§ Task objective
Examine the records and identify each line that includes the string "issued". Copy those lines.

§ The data
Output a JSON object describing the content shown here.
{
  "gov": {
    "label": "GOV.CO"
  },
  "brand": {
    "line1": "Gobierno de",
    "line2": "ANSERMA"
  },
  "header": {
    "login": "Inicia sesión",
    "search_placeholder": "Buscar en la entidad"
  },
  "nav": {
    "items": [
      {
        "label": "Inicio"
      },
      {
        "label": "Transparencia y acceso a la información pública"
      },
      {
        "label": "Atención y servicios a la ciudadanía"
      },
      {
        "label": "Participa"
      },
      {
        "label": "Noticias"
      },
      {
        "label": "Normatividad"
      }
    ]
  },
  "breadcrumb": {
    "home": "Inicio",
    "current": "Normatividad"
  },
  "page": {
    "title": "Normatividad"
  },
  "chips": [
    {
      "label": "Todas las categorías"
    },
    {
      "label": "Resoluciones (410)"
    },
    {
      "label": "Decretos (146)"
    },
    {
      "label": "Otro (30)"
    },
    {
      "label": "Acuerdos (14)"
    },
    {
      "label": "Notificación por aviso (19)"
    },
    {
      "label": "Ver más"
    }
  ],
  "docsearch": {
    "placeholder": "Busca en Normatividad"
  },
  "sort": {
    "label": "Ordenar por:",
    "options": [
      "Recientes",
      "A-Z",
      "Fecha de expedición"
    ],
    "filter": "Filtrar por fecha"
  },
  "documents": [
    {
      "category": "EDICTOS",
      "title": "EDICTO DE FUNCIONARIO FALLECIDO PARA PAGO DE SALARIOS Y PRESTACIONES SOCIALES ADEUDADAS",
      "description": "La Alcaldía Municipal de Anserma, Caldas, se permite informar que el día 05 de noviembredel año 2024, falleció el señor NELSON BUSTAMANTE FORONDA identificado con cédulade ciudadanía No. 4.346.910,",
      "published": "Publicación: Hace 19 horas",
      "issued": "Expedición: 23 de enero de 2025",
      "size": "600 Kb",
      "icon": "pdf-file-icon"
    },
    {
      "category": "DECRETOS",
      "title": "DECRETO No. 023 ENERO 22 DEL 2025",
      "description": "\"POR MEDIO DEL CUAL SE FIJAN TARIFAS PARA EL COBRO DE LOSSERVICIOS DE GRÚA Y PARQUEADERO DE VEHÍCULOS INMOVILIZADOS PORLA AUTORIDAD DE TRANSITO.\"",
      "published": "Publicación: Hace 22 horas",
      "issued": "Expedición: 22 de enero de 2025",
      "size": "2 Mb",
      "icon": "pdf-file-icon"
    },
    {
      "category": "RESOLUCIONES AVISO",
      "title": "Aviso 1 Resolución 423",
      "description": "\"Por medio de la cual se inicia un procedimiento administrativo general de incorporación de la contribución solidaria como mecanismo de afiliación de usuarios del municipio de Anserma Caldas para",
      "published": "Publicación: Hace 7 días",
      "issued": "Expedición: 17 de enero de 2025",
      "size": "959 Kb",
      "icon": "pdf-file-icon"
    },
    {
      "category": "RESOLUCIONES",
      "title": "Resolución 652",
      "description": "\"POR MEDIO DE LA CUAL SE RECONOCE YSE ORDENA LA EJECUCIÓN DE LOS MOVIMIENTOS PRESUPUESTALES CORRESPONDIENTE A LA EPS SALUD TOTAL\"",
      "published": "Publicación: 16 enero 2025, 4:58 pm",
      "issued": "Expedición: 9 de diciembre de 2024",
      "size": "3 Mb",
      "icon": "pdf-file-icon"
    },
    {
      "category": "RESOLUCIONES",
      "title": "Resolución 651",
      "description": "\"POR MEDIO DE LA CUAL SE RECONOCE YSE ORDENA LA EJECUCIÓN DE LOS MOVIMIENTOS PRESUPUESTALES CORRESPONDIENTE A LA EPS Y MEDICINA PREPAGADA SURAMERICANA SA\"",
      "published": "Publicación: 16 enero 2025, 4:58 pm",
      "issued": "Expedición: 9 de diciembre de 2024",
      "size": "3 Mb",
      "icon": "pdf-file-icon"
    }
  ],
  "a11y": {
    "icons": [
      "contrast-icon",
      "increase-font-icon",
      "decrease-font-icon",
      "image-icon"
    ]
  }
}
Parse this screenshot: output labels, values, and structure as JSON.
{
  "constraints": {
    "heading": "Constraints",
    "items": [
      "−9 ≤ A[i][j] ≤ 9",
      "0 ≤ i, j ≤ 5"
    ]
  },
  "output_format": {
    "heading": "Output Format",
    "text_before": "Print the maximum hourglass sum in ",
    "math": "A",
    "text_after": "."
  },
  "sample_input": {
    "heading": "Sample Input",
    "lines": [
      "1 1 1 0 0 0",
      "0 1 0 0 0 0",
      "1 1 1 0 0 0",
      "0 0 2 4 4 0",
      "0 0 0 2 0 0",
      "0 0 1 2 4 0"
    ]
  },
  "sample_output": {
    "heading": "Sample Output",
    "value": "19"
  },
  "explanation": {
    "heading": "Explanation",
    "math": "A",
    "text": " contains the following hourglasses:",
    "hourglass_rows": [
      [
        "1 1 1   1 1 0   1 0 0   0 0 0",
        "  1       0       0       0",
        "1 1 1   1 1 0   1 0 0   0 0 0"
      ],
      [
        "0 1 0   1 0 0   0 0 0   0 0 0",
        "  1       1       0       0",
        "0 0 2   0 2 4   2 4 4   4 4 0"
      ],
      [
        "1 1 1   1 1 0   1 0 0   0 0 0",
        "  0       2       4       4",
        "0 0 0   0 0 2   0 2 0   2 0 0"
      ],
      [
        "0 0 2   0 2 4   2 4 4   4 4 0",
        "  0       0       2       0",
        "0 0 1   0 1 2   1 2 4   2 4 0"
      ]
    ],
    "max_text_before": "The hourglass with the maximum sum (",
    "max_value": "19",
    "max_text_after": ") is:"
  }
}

§ Answer to this exercise
      "issued": "Expedición: 23 de enero de 2025",
      "issued": "Expedición: 22 de enero de 2025",
      "issued": "Expedición: 17 de enero de 2025",
      "issued": "Expedición: 9 de diciembre de 2024",
      "issued": "Expedición: 9 de diciembre de 2024",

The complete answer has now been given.